Telehealth company Ro started out three years ago selling erectile dysfunction medication and hair loss supplements to men.
The company has since built out a telehealth company with three online health clinics, and now it wants to expand into remote monitoring for chronic conditions.
Ro has scored a $200 million series C funding round led by existing investor General Catalyst and with significant participation from investors FirstMark Capital, Torch, SignalFire, TQ Ventures, Initialized Capital, 3L and BoxGroup.
First-time investor The Chernin Group also participated.
The startup has raised a total of $376 million since its founding in 2017.
Ro will use the newly raised capital to build out technology to address healthcare access and affordability challenges faced by patients, the company said.
Ro plans to offer remote patient monitoring with integrated devices for chronic disease management, urgent care and at-home testing on its platform in the near future. The company also plans to double the size of its engineering team.
Ro operates three online health clinics—Roman for men, Rory for women and Zero for addiction treatment—and the company has seen tremendous growth across all its services during the COVID-19 pandemic, Zachariah Reitano, co-founder and CEO of Ro, told Fierce Healthcare last month.
Between all three clinics, Ro now treats nearly 20 conditions including sexual health, weight loss, dermatology and allergies.
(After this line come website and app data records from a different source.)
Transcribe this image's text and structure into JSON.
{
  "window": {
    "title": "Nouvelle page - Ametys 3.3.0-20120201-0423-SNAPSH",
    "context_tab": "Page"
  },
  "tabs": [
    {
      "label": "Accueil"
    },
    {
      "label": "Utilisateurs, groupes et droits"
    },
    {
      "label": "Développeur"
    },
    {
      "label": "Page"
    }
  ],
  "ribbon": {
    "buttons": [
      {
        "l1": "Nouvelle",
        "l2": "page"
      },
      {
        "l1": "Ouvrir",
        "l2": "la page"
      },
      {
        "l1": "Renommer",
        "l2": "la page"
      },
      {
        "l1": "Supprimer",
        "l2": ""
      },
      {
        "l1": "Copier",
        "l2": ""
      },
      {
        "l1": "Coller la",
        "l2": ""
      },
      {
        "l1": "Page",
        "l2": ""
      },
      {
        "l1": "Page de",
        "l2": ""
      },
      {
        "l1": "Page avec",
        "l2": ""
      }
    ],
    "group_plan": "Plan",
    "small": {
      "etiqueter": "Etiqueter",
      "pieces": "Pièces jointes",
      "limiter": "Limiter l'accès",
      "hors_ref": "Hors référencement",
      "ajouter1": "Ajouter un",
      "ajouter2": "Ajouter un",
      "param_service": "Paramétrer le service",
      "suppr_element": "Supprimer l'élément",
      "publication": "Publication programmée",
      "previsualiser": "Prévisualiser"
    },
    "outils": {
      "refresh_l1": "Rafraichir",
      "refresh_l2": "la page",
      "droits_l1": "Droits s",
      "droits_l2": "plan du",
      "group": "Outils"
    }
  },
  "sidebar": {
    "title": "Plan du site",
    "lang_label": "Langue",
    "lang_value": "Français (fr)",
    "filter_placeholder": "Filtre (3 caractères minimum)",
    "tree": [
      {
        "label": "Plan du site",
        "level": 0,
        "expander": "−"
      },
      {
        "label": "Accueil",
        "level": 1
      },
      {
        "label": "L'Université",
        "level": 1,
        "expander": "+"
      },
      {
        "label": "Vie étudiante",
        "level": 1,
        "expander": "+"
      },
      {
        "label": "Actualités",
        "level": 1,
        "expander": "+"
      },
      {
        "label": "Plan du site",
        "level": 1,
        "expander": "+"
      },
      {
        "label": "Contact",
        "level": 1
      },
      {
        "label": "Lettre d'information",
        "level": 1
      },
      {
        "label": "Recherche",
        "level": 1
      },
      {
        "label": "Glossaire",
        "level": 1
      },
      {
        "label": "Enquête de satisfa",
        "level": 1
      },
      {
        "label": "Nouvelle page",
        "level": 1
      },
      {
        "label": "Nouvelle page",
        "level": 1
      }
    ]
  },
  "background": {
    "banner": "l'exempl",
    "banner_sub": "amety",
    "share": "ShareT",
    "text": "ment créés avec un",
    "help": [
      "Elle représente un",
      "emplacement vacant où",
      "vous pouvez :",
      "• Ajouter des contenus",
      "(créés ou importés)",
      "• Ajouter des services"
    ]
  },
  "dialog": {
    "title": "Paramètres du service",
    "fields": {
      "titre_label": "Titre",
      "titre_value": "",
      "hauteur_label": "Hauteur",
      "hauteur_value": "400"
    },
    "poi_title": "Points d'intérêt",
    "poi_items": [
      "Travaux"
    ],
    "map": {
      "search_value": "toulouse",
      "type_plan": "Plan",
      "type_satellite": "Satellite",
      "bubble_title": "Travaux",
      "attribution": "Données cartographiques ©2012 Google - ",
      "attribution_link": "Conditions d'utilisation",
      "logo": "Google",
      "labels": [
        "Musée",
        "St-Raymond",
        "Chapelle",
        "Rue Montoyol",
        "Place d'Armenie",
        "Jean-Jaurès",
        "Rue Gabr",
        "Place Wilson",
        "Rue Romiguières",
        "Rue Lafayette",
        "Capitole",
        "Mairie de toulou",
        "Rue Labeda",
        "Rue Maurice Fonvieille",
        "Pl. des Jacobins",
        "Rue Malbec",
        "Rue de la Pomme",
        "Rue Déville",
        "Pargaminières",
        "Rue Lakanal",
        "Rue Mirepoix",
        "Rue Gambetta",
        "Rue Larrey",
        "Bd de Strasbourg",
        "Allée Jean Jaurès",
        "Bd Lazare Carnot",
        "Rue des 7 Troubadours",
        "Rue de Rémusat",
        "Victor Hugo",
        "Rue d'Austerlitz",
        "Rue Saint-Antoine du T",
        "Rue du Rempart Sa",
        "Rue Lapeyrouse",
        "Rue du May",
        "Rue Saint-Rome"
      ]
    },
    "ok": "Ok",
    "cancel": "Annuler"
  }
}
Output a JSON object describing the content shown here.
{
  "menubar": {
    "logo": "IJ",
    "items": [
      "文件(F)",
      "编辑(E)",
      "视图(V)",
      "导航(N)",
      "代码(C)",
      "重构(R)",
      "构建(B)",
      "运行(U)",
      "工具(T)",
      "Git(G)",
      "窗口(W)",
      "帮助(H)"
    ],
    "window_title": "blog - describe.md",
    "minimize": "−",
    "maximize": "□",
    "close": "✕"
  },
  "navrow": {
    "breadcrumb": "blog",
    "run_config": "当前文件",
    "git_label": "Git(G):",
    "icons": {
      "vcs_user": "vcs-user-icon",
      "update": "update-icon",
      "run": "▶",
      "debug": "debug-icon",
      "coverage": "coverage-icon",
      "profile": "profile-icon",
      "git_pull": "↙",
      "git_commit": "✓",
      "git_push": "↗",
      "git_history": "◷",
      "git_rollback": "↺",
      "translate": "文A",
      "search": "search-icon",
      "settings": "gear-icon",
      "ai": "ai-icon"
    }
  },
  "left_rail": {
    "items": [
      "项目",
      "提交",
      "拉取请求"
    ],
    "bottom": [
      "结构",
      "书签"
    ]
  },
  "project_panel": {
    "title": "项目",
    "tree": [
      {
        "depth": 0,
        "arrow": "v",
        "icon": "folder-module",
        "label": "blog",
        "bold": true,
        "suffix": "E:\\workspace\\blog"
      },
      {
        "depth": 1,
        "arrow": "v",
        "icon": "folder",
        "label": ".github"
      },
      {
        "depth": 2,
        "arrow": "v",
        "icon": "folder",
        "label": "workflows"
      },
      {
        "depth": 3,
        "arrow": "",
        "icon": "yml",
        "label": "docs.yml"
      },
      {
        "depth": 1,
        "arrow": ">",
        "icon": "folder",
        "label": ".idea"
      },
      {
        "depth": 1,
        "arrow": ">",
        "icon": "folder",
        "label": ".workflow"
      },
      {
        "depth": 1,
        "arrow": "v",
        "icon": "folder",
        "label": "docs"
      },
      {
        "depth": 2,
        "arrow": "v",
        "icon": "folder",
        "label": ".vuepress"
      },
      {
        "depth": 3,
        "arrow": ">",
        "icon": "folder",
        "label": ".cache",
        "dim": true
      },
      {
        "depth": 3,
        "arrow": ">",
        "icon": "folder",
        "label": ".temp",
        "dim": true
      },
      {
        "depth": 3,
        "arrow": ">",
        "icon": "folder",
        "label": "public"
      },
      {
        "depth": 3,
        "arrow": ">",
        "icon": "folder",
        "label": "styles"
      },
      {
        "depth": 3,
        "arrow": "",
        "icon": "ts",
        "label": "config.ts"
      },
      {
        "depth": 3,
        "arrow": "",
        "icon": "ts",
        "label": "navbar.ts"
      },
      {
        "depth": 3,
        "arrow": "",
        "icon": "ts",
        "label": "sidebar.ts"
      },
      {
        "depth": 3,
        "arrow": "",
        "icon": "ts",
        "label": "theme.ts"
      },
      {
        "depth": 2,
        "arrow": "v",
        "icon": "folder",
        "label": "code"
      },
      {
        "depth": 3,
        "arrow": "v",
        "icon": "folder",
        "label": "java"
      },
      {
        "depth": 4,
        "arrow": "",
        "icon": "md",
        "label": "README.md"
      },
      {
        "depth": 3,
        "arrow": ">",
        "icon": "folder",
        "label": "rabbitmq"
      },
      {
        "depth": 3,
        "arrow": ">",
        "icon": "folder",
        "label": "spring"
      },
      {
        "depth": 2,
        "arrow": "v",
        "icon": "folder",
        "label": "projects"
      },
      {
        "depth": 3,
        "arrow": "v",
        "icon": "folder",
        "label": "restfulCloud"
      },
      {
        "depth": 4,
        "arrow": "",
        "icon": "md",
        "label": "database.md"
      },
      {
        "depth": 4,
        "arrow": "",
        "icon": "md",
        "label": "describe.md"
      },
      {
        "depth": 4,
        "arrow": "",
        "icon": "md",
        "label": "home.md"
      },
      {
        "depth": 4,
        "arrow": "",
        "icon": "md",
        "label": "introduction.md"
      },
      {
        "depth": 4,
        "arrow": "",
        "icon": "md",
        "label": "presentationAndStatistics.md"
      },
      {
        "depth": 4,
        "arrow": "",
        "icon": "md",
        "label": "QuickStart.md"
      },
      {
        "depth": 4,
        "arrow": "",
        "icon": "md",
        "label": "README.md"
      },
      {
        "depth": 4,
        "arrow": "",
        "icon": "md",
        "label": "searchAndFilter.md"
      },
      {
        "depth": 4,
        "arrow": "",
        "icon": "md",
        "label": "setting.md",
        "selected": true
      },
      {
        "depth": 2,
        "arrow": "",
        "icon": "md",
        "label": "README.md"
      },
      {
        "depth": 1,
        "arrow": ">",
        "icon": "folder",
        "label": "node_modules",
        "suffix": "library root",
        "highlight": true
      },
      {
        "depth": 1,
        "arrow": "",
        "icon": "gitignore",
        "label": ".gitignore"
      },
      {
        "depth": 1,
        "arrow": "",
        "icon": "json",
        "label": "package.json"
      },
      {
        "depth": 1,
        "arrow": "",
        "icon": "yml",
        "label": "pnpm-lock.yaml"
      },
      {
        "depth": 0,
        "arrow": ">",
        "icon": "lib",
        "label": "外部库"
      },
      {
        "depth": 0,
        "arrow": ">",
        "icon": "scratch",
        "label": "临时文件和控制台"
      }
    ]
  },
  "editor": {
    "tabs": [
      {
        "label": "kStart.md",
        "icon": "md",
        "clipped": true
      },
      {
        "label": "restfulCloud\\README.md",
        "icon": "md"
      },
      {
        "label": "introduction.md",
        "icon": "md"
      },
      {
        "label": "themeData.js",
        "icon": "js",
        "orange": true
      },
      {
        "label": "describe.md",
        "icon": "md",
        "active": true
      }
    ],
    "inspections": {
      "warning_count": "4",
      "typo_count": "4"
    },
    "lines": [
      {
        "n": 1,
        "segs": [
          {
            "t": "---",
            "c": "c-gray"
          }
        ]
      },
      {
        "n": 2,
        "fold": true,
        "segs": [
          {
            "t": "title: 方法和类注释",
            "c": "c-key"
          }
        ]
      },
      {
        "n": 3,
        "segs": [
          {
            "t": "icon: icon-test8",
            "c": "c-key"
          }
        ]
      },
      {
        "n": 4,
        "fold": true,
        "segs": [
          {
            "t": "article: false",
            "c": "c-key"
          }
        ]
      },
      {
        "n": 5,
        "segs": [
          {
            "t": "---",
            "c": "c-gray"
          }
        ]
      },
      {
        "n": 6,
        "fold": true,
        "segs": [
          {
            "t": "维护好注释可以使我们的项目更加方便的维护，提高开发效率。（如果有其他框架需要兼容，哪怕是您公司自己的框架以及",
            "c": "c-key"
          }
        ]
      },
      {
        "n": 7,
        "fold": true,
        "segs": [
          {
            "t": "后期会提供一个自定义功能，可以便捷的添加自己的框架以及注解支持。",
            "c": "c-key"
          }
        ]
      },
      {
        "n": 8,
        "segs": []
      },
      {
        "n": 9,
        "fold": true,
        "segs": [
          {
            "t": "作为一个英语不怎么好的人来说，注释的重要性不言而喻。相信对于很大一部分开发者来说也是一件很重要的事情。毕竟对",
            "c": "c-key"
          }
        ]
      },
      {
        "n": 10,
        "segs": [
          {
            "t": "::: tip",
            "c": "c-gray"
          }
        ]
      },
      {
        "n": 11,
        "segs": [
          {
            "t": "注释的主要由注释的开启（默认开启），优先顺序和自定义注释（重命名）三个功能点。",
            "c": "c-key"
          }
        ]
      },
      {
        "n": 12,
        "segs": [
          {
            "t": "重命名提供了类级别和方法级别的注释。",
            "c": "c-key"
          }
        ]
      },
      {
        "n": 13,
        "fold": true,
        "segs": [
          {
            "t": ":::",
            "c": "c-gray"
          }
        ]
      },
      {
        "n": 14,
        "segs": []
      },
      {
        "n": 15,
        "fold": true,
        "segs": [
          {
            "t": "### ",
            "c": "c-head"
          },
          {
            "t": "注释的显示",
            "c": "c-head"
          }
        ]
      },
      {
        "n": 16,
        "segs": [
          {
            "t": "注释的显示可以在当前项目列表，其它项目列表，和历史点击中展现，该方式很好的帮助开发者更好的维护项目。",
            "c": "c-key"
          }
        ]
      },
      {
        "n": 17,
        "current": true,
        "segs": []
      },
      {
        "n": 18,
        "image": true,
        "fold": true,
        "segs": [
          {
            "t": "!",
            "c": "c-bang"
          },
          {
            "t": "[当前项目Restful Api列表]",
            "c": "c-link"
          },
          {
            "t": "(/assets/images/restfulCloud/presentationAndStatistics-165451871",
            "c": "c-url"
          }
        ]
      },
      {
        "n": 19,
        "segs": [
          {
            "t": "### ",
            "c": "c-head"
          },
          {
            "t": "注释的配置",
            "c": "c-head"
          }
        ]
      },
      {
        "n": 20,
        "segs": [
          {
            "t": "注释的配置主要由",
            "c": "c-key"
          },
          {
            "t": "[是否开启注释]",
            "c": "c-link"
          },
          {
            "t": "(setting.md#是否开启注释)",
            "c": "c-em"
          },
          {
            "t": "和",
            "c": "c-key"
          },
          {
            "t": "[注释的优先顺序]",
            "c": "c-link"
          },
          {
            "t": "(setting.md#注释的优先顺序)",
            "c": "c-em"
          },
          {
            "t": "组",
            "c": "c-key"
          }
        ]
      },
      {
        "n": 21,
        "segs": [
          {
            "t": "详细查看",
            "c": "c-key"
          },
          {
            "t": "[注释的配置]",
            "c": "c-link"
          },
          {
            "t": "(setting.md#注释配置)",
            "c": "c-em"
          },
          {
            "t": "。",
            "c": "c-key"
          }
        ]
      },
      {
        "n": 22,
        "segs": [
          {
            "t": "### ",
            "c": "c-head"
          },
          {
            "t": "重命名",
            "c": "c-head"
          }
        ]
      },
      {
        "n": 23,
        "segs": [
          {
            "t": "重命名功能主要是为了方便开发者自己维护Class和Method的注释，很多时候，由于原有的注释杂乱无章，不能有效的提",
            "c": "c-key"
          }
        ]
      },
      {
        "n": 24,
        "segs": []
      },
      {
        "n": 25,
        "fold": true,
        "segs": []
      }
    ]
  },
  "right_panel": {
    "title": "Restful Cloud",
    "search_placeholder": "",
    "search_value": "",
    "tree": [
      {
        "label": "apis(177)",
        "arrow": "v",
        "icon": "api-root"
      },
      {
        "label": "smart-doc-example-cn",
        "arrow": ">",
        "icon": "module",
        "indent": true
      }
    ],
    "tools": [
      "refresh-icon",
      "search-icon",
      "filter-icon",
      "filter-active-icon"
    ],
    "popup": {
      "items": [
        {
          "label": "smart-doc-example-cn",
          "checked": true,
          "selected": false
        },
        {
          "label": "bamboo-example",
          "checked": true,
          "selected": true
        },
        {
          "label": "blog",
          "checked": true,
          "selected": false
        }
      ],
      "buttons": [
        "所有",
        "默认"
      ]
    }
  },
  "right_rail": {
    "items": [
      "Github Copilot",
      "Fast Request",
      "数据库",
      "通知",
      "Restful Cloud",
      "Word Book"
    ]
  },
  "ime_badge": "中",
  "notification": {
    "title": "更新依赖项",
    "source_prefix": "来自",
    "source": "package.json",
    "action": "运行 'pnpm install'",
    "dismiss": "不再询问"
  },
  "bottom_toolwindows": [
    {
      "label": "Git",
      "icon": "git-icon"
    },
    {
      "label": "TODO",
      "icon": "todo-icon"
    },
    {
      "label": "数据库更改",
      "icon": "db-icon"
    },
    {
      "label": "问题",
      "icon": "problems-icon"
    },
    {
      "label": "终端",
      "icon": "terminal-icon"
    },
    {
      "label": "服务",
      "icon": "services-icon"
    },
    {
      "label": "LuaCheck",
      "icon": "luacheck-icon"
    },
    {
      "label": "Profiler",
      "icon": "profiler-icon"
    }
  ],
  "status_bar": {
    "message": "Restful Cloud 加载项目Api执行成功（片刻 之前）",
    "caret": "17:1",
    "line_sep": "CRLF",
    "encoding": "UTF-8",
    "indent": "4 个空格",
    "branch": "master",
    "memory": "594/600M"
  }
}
The company also has a network of pharmacies for prescription and home delivery. During the pandemic, the company expedited the launch of Ro Pharmacy, an online mail-order pharmacy that offers 500 of the most common medications for $5 per month.
Ro has facilitated more than 5 million digital healthcare visits for patients in nearly every county in the U.S., including 98% of primary care deserts, according to the company.
"Every single person deserves high-quality, affordable healthcare. At Ro, we believe the only way to do this is by putting patients at the center of their care and building technology to empower providers to do what they do best—help people," Reitano said in a statement.
"This new investment will further our mission to become every patient’s first call. We’ll continue to invest in our vertically-integrated healthcare ecosystem, from our Collaborative Care Center to our national pharmacy operating system. This is just the beginning of Ro’s patient-centered healthcare platform," he said.
"Telehealth companies like Ro are using technology to address long-standing healthcare disparities that have been exacerbated by COVID-19," said Joycelyn Elders, M.D., Ro's medical adviser and former U.S. surgeon general, in a statement.
"By empowering providers to leverage their skills as efficiently and effectively as possible, Ro delivers affordable, high-quality care regardless of a patient’s location, insurance status, or physical access to physicians and pharmacies," Elders said.
The startup has continued to expand its healthcare services in the past year.
In December, Ro launched a prescription weight management product on its platform through a partnership with biotechnology company Gelesis.
In June, the company announced a partnership with Ribbon Health to enable telehealth patients to have a more convenient way to access in-person care by leveraging Ribbon's nationwide directory of healthcare providers.
During the pandemic, Ro also rolled out a nationwide COVID-19 telehealth screening and consultation service.
Telehealth companies are having a big moment as the COVID-19 pandemic drove patients to seek virtual care to avoid stepping foot in a doctor's office.
Investors poured $1.7 billion into the telehealth sector in the first half of 2020, leading financing activity for the first half of 2020's record $6.3 billion in digital health funding, according to a recent Mercom Capital Group report.
Telehealth company Amwell scored $194 million in a series C funding round in May, and competitor Doctor on Demand banked $75 million in series D financing led by General Atlantic.
Tyto Care, which provides an at-home medical exam and telehealth device kit, raised $50 million in its latest funding round in April.
San Francisco-based Carbon Health, a technology-enabled primary care provider that blends in-person and virtual care services, also recently landed $28 million in funding.